We then work with the investigator and study team to confirm the most appropriate time and space for the audit. 
Once the audit dates are agreed upon, we will assign the specific auditor(s) that will be working with you. The auditor(s) will confirm the schedule via email and provide more details ~2 weeks prior to audit start.

Audit Types

Not all audits are the same! The ODQ performs different types of auditing activities depending on the situation.

  • Full-Scope Audit -A comprehensive review of all clinical research activity under a specific protocol at one or more research locations. 
  • Process Audit - A systematic review of a specific aspect of a single clinical research process across trials, disease programs, and research locations.
  • Mock - An informal audit performed to assist in preparations for an external audit or inspection.
  • Audits may also be requested by a DF/HCC oversight committee (CLC, IRB, DSMC, DSMB, etc.) or DF/HCC leadership in response to specific observations or concerns.

Audit Ratings

Individual audit observations may be assigned as Major or Minor observations. The number and type of observations determine the overall rating for each audit component.

Major is used for non-compliance that has the potential to significantly impact the integrity of the study data (e.g., ability to evaluate the effectiveness of an intervention or its toxicity), the safety or rights of study subjects, or clearly violates applicable regulations or DF/HCC policies. In addition, cumulative minor observations that are similar in nature and indicate possible systemic non-compliance may be considered major.

Minor is used for instances of non-compliance that do not significantly impact evaluability or integrity of the data, or the safety and rights of study subjects. 

Each audit component (i.e., regulatory, pharmacy, and subject cases in a Full-Scope audit) receives a rating as follows:


Multiple major observations within a single component. Typically, this means 2+ or more major observations in either the regulatory or pharmacy component, 2 or more major observations impacting more than a single subject case, or 3 or more major observations across all subject cases.

A single flagrant deficiency (e.g., life-threatening major observation, or a concern for misconduct or fraud)

 Acceptable, needs follow-up 

  • Multiple minor observations 
  • Any major observation


  • No major observations
  • Few, if any, minor observations   


External Audits

DF/HCC research is subject to external audit and inspection by regulatory authorities and sponsors.
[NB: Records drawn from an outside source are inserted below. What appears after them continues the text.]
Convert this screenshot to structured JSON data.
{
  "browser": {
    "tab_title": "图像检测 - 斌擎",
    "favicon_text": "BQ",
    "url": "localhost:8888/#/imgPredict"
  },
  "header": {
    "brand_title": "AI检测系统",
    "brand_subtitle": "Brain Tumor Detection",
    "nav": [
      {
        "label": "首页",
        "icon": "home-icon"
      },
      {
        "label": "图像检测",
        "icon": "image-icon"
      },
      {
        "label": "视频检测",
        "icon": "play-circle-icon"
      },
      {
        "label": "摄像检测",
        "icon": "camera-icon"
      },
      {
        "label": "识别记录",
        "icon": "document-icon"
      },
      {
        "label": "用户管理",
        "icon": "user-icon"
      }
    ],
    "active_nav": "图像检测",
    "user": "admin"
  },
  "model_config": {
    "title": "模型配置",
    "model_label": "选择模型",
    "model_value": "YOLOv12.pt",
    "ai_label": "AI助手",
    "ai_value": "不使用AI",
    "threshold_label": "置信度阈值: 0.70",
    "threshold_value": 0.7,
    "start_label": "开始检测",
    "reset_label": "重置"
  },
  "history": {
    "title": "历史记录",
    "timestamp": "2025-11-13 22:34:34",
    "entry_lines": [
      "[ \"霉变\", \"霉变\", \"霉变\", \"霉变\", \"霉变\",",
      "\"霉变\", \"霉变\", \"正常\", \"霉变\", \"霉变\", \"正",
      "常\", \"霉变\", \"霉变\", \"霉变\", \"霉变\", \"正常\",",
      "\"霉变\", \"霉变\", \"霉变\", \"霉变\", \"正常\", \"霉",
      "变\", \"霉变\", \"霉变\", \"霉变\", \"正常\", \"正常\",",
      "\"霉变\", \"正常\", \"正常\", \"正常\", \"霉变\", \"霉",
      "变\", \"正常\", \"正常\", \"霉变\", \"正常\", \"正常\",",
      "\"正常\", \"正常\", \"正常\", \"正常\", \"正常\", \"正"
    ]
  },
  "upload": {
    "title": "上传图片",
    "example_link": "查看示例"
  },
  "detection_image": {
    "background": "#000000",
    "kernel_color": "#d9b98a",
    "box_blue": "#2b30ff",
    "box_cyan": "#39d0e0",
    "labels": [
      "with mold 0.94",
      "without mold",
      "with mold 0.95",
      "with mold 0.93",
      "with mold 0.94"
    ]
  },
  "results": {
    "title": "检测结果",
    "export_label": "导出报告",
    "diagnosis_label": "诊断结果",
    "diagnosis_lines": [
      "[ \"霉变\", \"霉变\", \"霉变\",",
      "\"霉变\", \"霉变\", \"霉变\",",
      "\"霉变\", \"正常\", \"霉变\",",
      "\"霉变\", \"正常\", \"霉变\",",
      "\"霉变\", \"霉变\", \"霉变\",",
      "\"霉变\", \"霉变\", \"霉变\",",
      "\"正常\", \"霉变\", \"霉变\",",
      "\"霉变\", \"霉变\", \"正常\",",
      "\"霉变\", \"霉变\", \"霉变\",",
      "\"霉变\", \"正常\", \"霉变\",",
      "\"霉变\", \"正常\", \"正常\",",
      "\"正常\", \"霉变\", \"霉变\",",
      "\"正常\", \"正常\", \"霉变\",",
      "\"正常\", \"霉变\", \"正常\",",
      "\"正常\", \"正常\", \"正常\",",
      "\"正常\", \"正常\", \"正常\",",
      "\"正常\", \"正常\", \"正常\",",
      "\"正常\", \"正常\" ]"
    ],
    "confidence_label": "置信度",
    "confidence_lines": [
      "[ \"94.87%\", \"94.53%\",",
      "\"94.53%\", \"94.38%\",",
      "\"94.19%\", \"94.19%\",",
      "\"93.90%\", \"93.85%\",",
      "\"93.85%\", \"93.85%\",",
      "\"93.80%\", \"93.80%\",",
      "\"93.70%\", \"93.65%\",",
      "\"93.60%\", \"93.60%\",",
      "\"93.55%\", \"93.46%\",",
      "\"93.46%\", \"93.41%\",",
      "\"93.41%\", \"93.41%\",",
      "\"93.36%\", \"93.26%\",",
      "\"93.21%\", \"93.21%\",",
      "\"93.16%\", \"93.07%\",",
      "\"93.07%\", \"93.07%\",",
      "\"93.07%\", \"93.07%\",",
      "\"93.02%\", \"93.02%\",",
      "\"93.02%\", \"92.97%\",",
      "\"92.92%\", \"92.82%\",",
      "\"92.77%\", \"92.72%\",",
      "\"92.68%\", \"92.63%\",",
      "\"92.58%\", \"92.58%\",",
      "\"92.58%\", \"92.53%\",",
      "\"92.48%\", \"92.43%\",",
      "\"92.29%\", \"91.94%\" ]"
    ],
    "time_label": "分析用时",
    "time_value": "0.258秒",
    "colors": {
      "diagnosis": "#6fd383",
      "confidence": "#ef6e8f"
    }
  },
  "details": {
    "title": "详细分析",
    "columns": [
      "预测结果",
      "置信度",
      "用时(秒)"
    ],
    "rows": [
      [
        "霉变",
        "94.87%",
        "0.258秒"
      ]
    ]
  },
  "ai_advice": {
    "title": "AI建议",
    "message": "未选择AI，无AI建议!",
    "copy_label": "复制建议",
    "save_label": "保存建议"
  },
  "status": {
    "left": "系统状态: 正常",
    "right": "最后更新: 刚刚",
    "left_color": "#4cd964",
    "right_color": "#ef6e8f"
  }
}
Prompt notification to institutional and DF/HCC officials is required whenever an external audit is expected. to ensure  inspections and audits. 

  • If you have been notified of an external audit or inspection, please contact your institutional clinical trials office immediately.
  • With the assistance of the institutional clinical trials office, send formal DF/HCC notification to applicable parties on the External Audit Contact List by following the procedures outlined in AUD-OP-2: FDA and Other Regulatory Inspections.
  • Throughout the audit/inspection, be sure to follow processes outlined in AUD-OP-2  and provide ongoing communication to the appropriate parties.
  • Refer to the guidance documents below, or contact your institutional clinical trials office, for more information.